In this multi-center study, the feasibility, safety, and efficacy of radiofrequency (RF) energy delivery to thegastroesophageal junction (GEJ) for the treatment of gastroesophageal reflux disease (GERD) were investigated. Forty-seven patients with classic symptoms of GERD (heartburn and/or regurgitation), a daily anti-secretory medication requirement, and at least partial symptom response to drugs were enrolled. All patients had pathologic esophageal acid exposure by24-hour pH study, a 2 cm or smaller hiatal hernia, grade 2 or less esophagitis, and no significant dysmotility or dysphagia. RF energy was delivered with a catheter and thermocouple-controlled generator to create submucosal thermal lesions in the muscle of the GEJ. GERD symptoms and quality of life were assessed at 0, 1, 4, and 6 months with the short-formhealth survey (SF-36). Anti-secretory medications were withdrawn 7 days before each assessment of symptoms and pH/motilitystudy. Medication use, endoscopic findings, esophageal acid exposure, and motility were assessed at 0 and 6 months. Thirty-two men and 15 women underwent treatment. At 6 months there were improvements in the median heartburn score (4 to1, p≤ 0.0001), GERD score (26 to 7, p ≤ 0.0001), satisfaction (1 to 4, p ≤ 0.0001), mental SF-36 (46.2 to55.5, p = 0.01), physical SF-36 (41.1 to 51.9, p ≤ 0.0001), and esophageal acid exposure (11.7% to 4.8%, p ≤ 0.0001). Esophagitis was present in 25 patients before treatment (15 grade 1 and 10 grade 2) and 8 had esophagitis at 6 months (4 grade 1 and 4 grade 2, p = 0.005). At 6 months, 87% no longer required proton pump inhibitor medication.
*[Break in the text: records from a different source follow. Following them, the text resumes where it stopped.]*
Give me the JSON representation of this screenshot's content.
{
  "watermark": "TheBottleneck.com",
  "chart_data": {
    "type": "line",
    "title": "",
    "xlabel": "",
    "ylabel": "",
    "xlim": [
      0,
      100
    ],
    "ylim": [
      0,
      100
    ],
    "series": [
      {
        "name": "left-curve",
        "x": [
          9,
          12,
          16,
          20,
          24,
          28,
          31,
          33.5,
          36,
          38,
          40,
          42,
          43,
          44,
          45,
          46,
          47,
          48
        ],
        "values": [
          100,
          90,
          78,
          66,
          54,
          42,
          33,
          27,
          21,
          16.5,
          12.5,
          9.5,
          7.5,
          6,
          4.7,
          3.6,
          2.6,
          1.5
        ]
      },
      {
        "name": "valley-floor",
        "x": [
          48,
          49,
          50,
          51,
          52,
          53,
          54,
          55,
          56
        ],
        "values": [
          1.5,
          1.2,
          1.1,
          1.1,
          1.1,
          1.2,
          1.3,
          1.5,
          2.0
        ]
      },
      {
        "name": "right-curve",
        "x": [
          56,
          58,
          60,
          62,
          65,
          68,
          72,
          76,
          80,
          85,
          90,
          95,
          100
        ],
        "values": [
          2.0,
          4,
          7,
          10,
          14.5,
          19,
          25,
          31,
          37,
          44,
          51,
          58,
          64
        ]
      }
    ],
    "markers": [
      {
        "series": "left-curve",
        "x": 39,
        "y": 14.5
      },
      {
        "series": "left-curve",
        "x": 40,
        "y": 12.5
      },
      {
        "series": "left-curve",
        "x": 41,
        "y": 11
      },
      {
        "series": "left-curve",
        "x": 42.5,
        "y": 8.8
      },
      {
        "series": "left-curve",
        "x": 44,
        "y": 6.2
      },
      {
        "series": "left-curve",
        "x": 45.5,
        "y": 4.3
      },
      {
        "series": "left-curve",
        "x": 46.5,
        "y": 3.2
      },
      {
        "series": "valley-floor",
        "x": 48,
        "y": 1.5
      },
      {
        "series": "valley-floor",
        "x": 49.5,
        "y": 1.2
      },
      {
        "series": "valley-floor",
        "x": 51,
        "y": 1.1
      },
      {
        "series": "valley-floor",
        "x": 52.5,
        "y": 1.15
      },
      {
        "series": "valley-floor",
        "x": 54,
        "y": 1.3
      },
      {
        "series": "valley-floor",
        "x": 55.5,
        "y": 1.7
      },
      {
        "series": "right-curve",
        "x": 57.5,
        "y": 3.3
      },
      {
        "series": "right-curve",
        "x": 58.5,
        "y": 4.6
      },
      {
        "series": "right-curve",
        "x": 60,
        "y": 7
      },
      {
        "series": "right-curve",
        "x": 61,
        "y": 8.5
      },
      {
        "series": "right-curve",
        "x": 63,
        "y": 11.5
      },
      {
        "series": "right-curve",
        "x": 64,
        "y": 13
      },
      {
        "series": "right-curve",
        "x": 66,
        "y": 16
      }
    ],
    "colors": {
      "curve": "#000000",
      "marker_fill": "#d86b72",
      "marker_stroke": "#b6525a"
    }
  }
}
Ther was no significant change in median lower esophageal sphincter pressure (14.0 to 12.0 mm Hg, p = 0.19), peristalticamplitude (64 to 66 mm Hg, p = 0.71), or lower esophageal sphincter length (3.0 to 3.0, p = 0.28).There were 3 self-limited complications (fever for 24 hours, odynophagia lasting for 5 days, and a linear mucosal injury that was healed after3 weeks). RF energy delivery significantly improved GERD symptoms, quality of life, and esophageal acid exposure while eliminating the need for anti-secretory medication in the majority of patients with a heterogeneous spectrum of clinical disease severity but with minimal active esophagitis or hiatal hernia.
ASJC Scopus subject areas
- Radiology Nuclear Medicine and imaging